Thursday, November 29, 2007

Necrophobic - Darkside (1997)


Darkside is the second full-length album from Necrophobic. Recorded in 1996 and released in 1997, this classic album is one of the most overlooked masterpieces I've encountered. I discovered this album fairly late, picking it up in a local Stockholm record store, Sound Pollution, in the summer of 2003. It was after a short discussion with the guy working there that he recommended this album to me, especially since we shared a fondness for Dissection.

As "Black Moon Rising" begins, one hears that the Satanic Death Metal sound from The Nocturnal Silence has evolved into something more dark and sinister. The guitars are more piercing, the tempo is faster and the sound is all around more raw and dark. Bassist, Tobias Sidegård, had replaced Anders Strokirk as the vocalist, and the result was a much higher pitched, raspier sound. This is Swedish Black Metal at its best.

"Spawned By Evil" continues the frenetic pace, and it's not until "Bloodthirst" that it slows down, somewhat. The songwriting of David Parland (aka Blackmoon of Dark Funeral, Infernal, War) is very identifiable and is one of the best things about the album. This version is a little more refined than the one from the Spawned By Evil E.P.

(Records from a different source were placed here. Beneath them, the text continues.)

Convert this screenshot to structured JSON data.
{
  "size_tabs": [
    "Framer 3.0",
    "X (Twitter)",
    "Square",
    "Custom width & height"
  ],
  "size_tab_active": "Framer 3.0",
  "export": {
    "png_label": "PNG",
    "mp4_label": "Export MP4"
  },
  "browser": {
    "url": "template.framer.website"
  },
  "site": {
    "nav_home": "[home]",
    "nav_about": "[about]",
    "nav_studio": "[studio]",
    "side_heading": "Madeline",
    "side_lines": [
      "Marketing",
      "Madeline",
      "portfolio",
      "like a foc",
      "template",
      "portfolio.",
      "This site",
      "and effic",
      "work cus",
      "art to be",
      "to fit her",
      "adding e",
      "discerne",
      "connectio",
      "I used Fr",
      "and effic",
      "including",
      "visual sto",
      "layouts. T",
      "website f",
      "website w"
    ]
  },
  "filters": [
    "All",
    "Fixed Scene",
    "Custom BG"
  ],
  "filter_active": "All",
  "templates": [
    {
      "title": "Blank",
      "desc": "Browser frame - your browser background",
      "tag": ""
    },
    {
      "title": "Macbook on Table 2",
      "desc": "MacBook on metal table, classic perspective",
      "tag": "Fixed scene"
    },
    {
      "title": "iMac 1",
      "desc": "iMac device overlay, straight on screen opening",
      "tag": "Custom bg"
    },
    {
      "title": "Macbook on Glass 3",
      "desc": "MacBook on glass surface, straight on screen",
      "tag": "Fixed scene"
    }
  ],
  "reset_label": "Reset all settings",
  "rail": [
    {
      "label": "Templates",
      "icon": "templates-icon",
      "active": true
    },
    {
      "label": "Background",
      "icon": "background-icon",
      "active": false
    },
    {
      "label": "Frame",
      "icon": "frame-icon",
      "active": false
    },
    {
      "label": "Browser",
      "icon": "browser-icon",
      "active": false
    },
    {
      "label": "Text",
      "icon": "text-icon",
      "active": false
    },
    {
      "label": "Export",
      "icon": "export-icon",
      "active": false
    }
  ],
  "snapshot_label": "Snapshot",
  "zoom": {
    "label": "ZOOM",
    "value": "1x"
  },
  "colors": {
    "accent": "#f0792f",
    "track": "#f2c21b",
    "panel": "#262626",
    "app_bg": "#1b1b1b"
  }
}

The instrumental pieces, "Venaesectio", "Descension" and "Nifelhel" do a great job in adding to the atmosphere, and they are spread throughout the album. This album, more than any other I've heard, really seems like a tribute to the night; to the full moon, blood, darkness and evil. The guitar sound is not only cold, it also carries a very nocturnal feel to it. This can also be seen on The Secrets of the Black Arts, but I think it is much more successful here.

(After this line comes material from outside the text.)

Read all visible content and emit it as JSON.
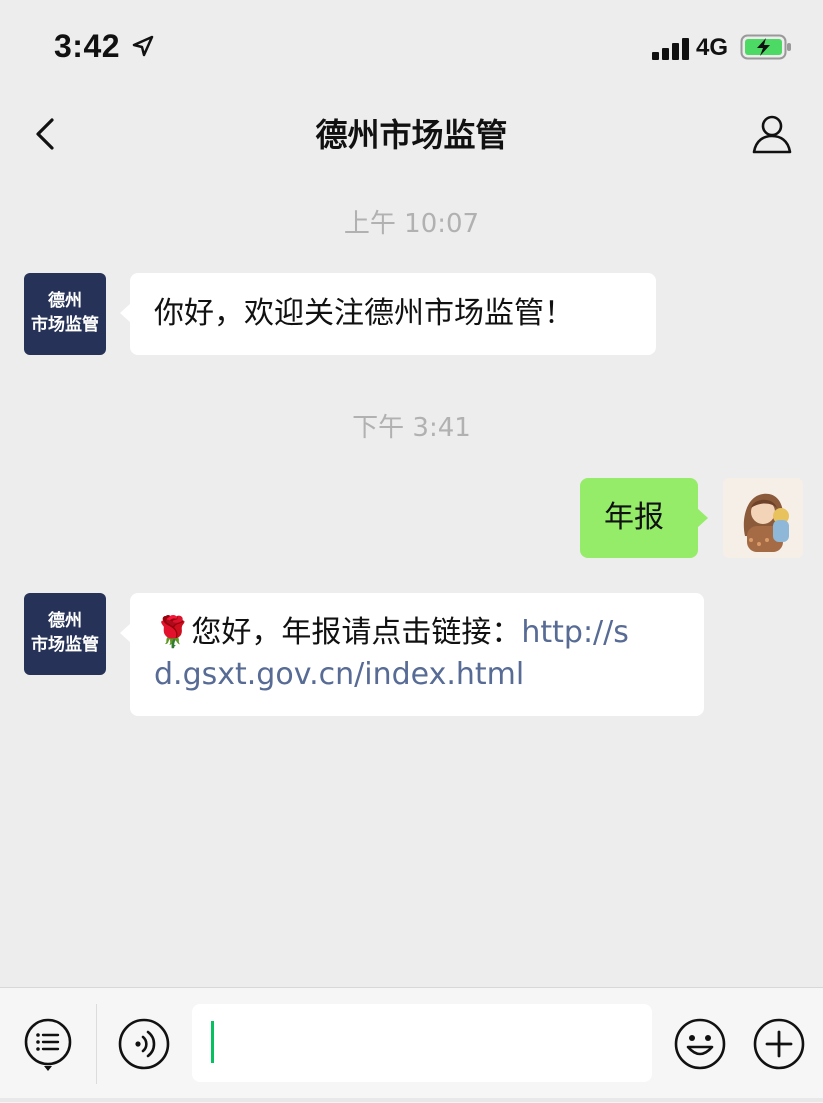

The title track, "Darkside", is one of the standout tracks on this album and possesses a great feel. It begins somewhat fast but then maintains a more mid-paced tempo throughout much of the song. The solo work is very well done and fits in with the music very well, working to accentuate the riff rather than some throwaway solo that serves no purpose.

Then, we have "The Call." This begins with a slow, quiet part that builds the atmosphere and produces images of nocturnal rituals of solitude. The pace picks up and the sinister rasps of Tobias Sidegård carry well. By the middle of the song, we have a very oldschool drumbeat behind the main riff, which sounds as if it could have come from a Mercyful Fate album. An instrumental track separates this from "Nailing the Holy One", which features Jon Nödtveidt trading off vocal lines with Tobias. Vocally, they are both pretty similar, yet still manage to compliment one another well and to convey a great hatred for Christianity here. Oddly enough, the mid-paced riff that begins this song is one of the rare Death Metal moments, before transitioning back to the fast tremolo riffing found all over the rest of the album. This may well have been one of Jon's final studio performances before going to prison.

"Nifelhel" has a nearly hypnotizing effect, as the feeling one gets from gazing up at the full moon on a cold winter night, for hours on end. By the time the album closes out with "Christian Slaughter", you feel that you have not just listened to something, you have experienced it. While some could make comparisons to Dissection and Dark Funeral (mainly due to the guitar tone/songwriter and little else), this really stands on its own. It shares small similarities in sound, technique and atmosphere, yet creates something here that I find to be wholly unique. This is cold Nocturnal Black Metal, and it is something that I recommend very highly, especially to fans of old Dissection. Standout tracks include: "Black Moon Rising", "Darkside", "The Call"....really, all of them...